News from Six ColorsThe latest in the world of Apple
Six Colors Writing about Apple and other stuff by Jason Snell, Dan Moren, and others.
Fun With Charts: Apple's turnaround decade
by Jason Snell on January 24, 2020 at 6:56 pm
Last week I followed a thread from my chart about the growth of Apple’s Services and Wearables categories and ended up marveling at the spectacular growth Apple experienced during the 2010s.
Which got me thinking about decades. Because while it’s true that Apple’s total revenue grew sixfold in the 2010s, this was a decade that followed an even more remarkable decade, where Apple went from losing money 1 to making it hand over fist.
So here’s last week’s chart, spanning 2009 to 2019:
Pretty good decade, all things considered. But here’s the same chart for 1999 to 2009:
The rocket really didn’t achieve liftoff until 2004, as iPod sales went wild and the Mac benefited from the halo effect. And then, of course, the iPhone began substantially contributing in 2008 and 2009. Still, measured from 1999 to 2009, Apple’s total revenue grew sevenfold, more growth even than between 2009 and 2019.
Rolling it together, here’s a two-decade view of Apple total revenue:
As fun as it is to break things up by even decades, Apple’s biggest growth decade was actually 2006 through 2015. 2015’s total revenue of $234 billion was twelve times the $19 billion in revenue Apple generated ten years before.
On the scale of this chart, the rise of revenue in the previous decade comes off as almost flat—because while it was impressive in the context of Apple’s business at the time, it can’t take into account the rapid inflationary period between 2011 and 2015 that took Apple from a $65 billion business to a $234 billion one.
The past five years have been relatively flat for Apple, though I’ll point out that the $26 billion growth in revenue between 2015 and 2019 would’ve been the size of Apple’s entire business the year the iPhone came out.

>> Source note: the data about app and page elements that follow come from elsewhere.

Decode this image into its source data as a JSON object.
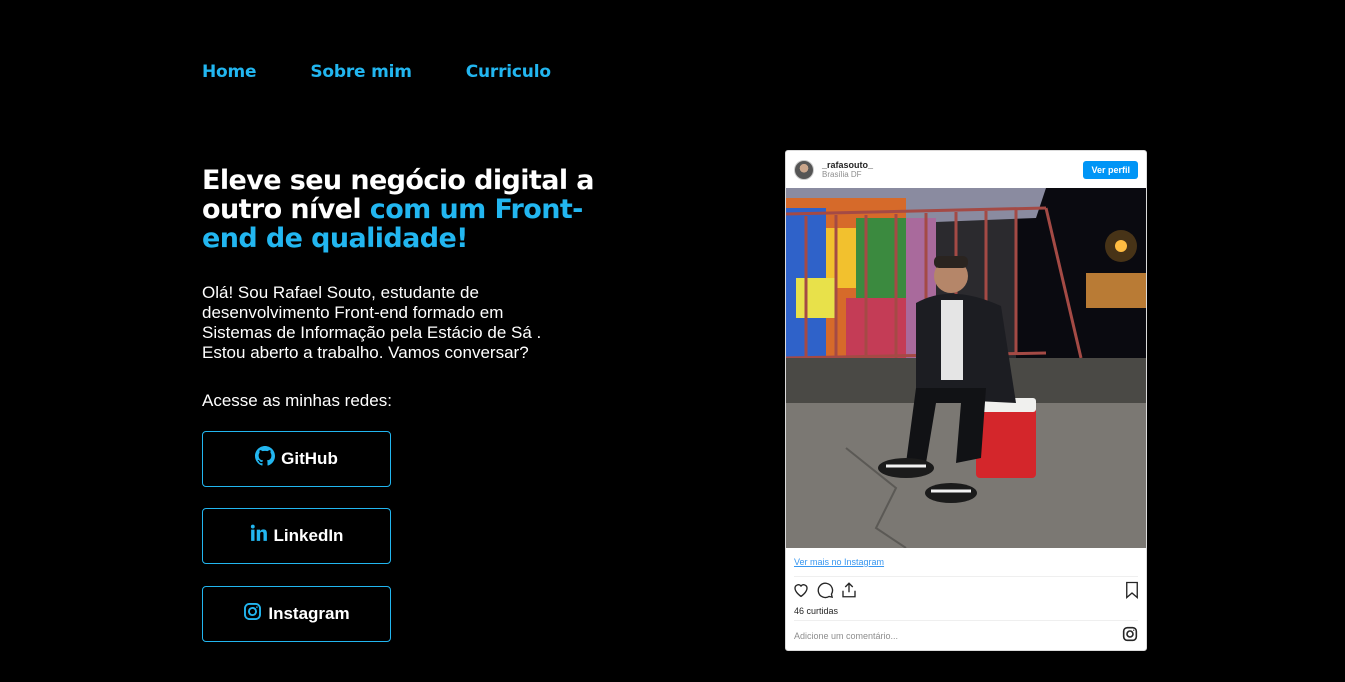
{
  "nav": {
    "items": [
      {
        "label": "Home"
      },
      {
        "label": "Sobre mim"
      },
      {
        "label": "Curriculo"
      }
    ]
  },
  "hero": {
    "headline_white": "Eleve seu negócio digital a outro nível ",
    "headline_accent": "com um Front-end de qualidade!",
    "intro": "Olá! Sou Rafael Souto, estudante de desenvolvimento Front-end formado em Sistemas de Informação pela Estácio de Sá . Estou aberto a trabalho. Vamos conversar?",
    "networks_label": "Acesse as minhas redes:"
  },
  "buttons": {
    "github": "GitHub",
    "linkedin": "LinkedIn",
    "instagram": "Instagram"
  },
  "instagram_card": {
    "username": "_rafasouto_",
    "location": "Brasília DF",
    "view_profile": "Ver perfil",
    "more_link": "Ver mais no Instagram",
    "likes": "46 curtidas",
    "comment_placeholder": "Adicione um comentário..."
  },
  "colors": {
    "background": "#000000",
    "accent": "#22b6f0",
    "instagram_blue": "#0095f6"
  },
  "icons": [
    "github-icon",
    "linkedin-icon",
    "instagram-icon",
    "heart-icon",
    "comment-icon",
    "share-icon",
    "bookmark-icon"
  ]
}
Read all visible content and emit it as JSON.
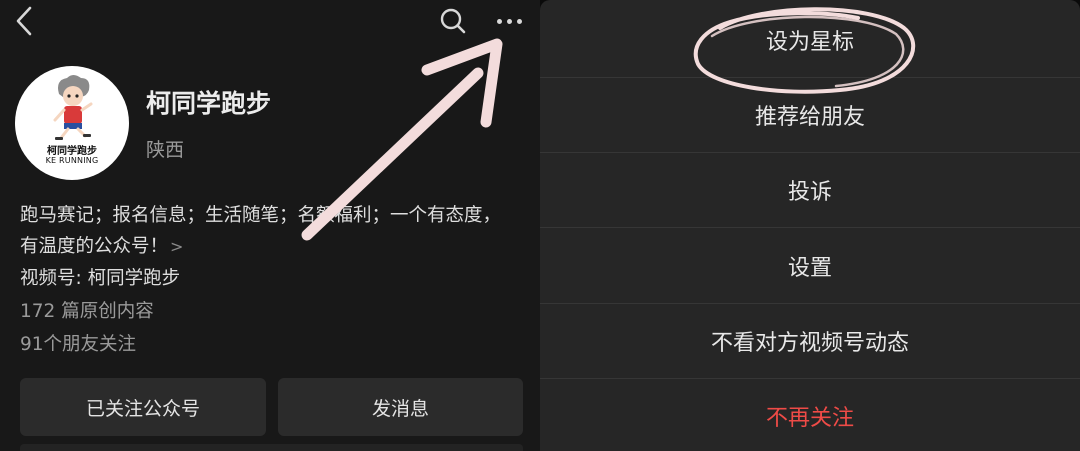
{
  "profile": {
    "account_name": "柯同学跑步",
    "region": "陕西",
    "avatar_text_cn": "柯同学跑步",
    "avatar_text_en": "KE RUNNING",
    "description": "跑马赛记；报名信息；生活随笔；名额福利；一个有态度，有温度的公众号！",
    "description_chevron": ">",
    "channel": "视频号: 柯同学跑步",
    "original_count": "172 篇原创内容",
    "friends_following": "91个朋友关注",
    "followed_button": "已关注公众号",
    "message_button": "发消息"
  },
  "menu": {
    "items": [
      {
        "label": "设为星标"
      },
      {
        "label": "推荐给朋友"
      },
      {
        "label": "投诉"
      },
      {
        "label": "设置"
      },
      {
        "label": "不看对方视频号动态"
      },
      {
        "label": "不再关注"
      }
    ]
  },
  "icons": {
    "back": "back-icon",
    "search": "search-icon",
    "more": "more-icon"
  },
  "colors": {
    "danger": "#ef4b47",
    "annotation": "#f3dcdc"
  }
}
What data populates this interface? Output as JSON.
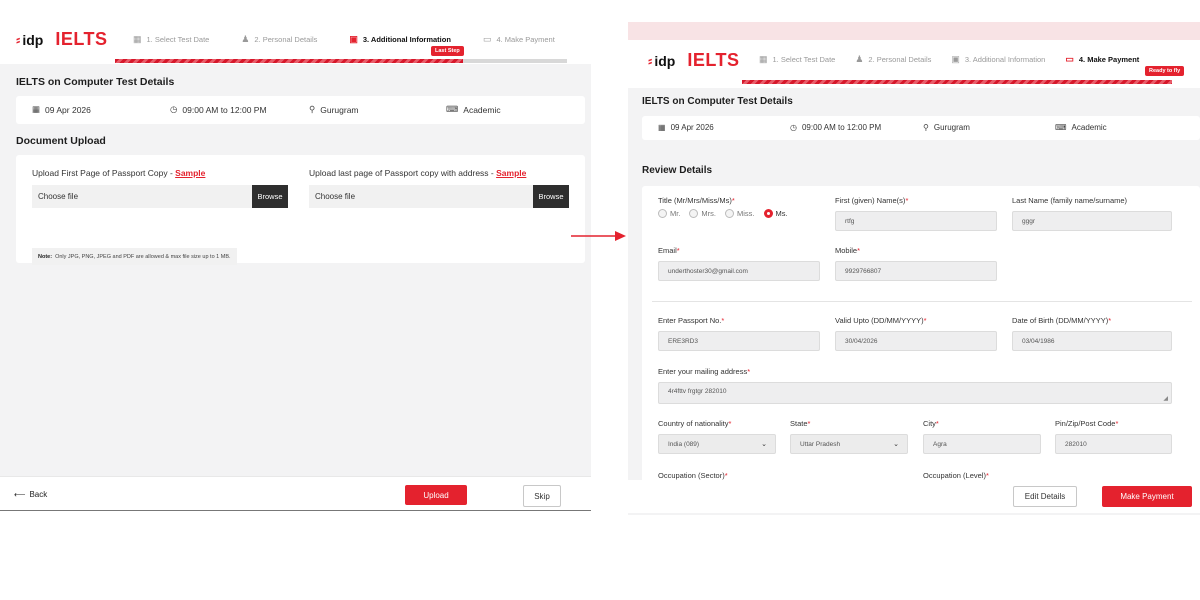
{
  "brand": {
    "idp": "idp",
    "ielts": "IELTS"
  },
  "left": {
    "steps": [
      {
        "label": "1. Select Test Date",
        "icon": "calendar-icon"
      },
      {
        "label": "2. Personal Details",
        "icon": "person-icon"
      },
      {
        "label": "3. Additional Information",
        "icon": "id-card-icon"
      },
      {
        "label": "4. Make Payment",
        "icon": "card-icon"
      }
    ],
    "active_step": 3,
    "progress_fraction": 0.77,
    "step_badge": "Last Step",
    "test_title": "IELTS on Computer Test Details",
    "test": {
      "date": "09 Apr 2026",
      "time": "09:00 AM to 12:00 PM",
      "location": "Gurugram",
      "module": "Academic"
    },
    "doc_title": "Document Upload",
    "upload1": {
      "label": "Upload First Page of Passport Copy - ",
      "sample": "Sample",
      "file": "Choose file",
      "browse": "Browse"
    },
    "upload2": {
      "label": "Upload last page of Passport copy with address - ",
      "sample": "Sample",
      "file": "Choose file",
      "browse": "Browse"
    },
    "note_bold": "Note:",
    "note_text": "Only JPG, PNG, JPEG and PDF are allowed & max file size up to 1 MB.",
    "back": "Back",
    "upload_btn": "Upload",
    "skip_btn": "Skip"
  },
  "right": {
    "steps": [
      {
        "label": "1. Select Test Date",
        "icon": "calendar-icon"
      },
      {
        "label": "2. Personal Details",
        "icon": "person-icon"
      },
      {
        "label": "3. Additional Information",
        "icon": "id-card-icon"
      },
      {
        "label": "4. Make Payment",
        "icon": "card-icon"
      }
    ],
    "active_step": 4,
    "progress_fraction": 1.0,
    "step_badge": "Ready to fly",
    "test_title": "IELTS on Computer Test Details",
    "test": {
      "date": "09 Apr 2026",
      "time": "09:00 AM to 12:00 PM",
      "location": "Gurugram",
      "module": "Academic"
    },
    "review_title": "Review Details",
    "title_label": "Title (Mr/Mrs/Miss/Ms)",
    "title_options": [
      "Mr.",
      "Mrs.",
      "Miss.",
      "Ms."
    ],
    "title_selected": "Ms.",
    "first_name_label": "First (given) Name(s)",
    "first_name": "rtfg",
    "last_name_label": "Last Name (family name/surname)",
    "last_name": "gggr",
    "email_label": "Email",
    "email": "underthoster30@gmail.com",
    "mobile_label": "Mobile",
    "mobile": "9929766807",
    "passport_label": "Enter Passport No.",
    "passport": "ERE3RD3",
    "valid_label": "Valid Upto (DD/MM/YYYY)",
    "valid": "30/04/2026",
    "dob_label": "Date of Birth (DD/MM/YYYY)",
    "dob": "03/04/1986",
    "address_label": "Enter your mailing address",
    "address": "4r4fttv frgtgr 282010",
    "country_label": "Country of nationality",
    "country": "India (089)",
    "state_label": "State",
    "state": "Uttar Pradesh",
    "city_label": "City",
    "city": "Agra",
    "pin_label": "Pin/Zip/Post Code",
    "pin": "282010",
    "occ_sector_label": "Occupation (Sector)",
    "occ_level_label": "Occupation (Level)",
    "edit_btn": "Edit Details",
    "pay_btn": "Make Payment"
  },
  "colors": {
    "accent": "#e4222e",
    "panel_bg": "#f3f3f4",
    "dark_button": "#2e2e2e"
  }
}
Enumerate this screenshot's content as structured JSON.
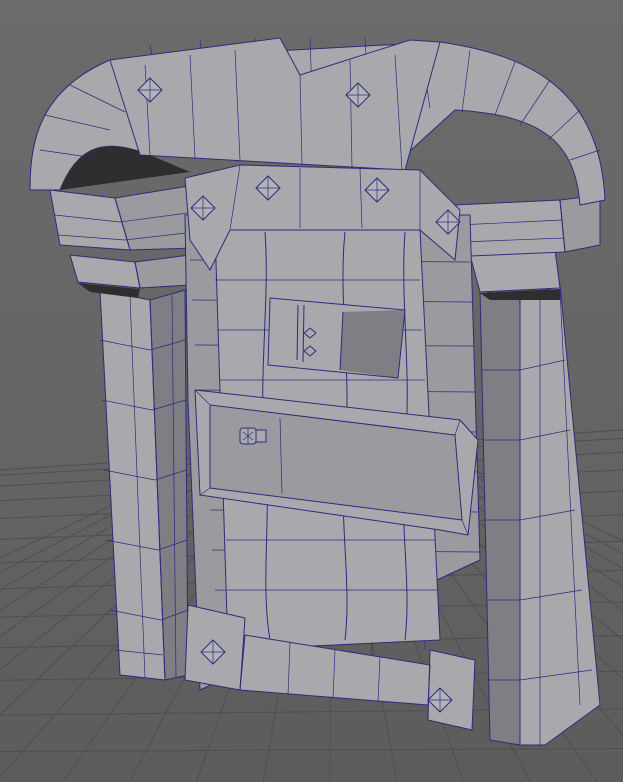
{
  "viewport": {
    "background_color": "#666666",
    "wireframe_color": "#2c2c7a",
    "surface_color": "#a9a9ad",
    "shading_mode": "smooth-shade-with-wireframe"
  },
  "model": {
    "type": "stone-archway-door",
    "stud_count": 8,
    "door_lock_icon": "padlock-icon"
  },
  "grid": {
    "visible": true
  }
}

You can see why growth-focused investors aren’t as happy with Apple today as they were with Apple in 2015.
On to the next decade: Apple’s financial results for its fiscal first quarter of 2020 will be released on Tuesday.
Apple lost money as recently […]
- 4 places where Apple can improve its integration of hardware, software, and services (Macworld)by Dan Moren on January 24, 2020 at 1:21 pm
Apple spends a lot of time talking up its secret sauce: that combination of hardware, software, and services that allow it to make what it believes are the best technology products on the planet.
And, as users of Apple products, most of us probably agree that this is generally the case. But even as good as the integration between these three legs of the company’s stool is, there are still some places that it falls weirdly short. Hardware and software that don’t work together, services that don’t provide the necessary glue.
Maybe they’re use cases that Apple doesn’t consider particularly necessary, or maybe the company just hasn’t gotten around to them yet. Whatever the case, they stick out like a sore thumb. Here are just a few examples of integration that’s, well, less than integrated.
- Federico Viticci's must-have apps ↦by Jason Snell on January 23, 2020 at 7:26 pm
You will probably not find a better list of amazing iPad and iPhone apps than Federico Viticci’s expansive list over at MacStories:
This entire story features a collection of the 50 apps I consider my must-haves on the iPhone and iPad, organized in seven categories; whenever possible, I included links to original reviews and past coverage on MacStories. As for the traditional list of awards for best new app and best app update: those are now part of our annual MacStories Selects awards, which we published last December and you can find here.
I was happy to realize that I’m using a lot of these apps myself, but there’s always that app you’ve never heard of, or never noticed, that you realize might perfectly solve a problem you’ve got.
- (Podcast) Rebound 273: You Talking to Me?by Dan Moren on January 23, 2020 at 6:46 pm
This week, on the irreverent tech show that sometimes goes international, it’s nearly all-encryption all the time as Guy explains the ins and outs of bits and bytes to John and Dan. Then it’s on to the newest iPhone rumors until we’re blue in the face (get it?). Finally, is the kerfuffle over Sonos really that big of a problem?
- iPad at 10: Why apps made the iPad a success (Macworld)by Jason Snell on January 23, 2020 at 3:29 pm
It’s hard to believe that January 27 marks the tenth anniversary of the announcement of the iPad. As impressive as that first iPad was in terms of hardware, a decade later it’s clear that the iPad succeeded because of Apple’s focus on native iPad apps from the very first day.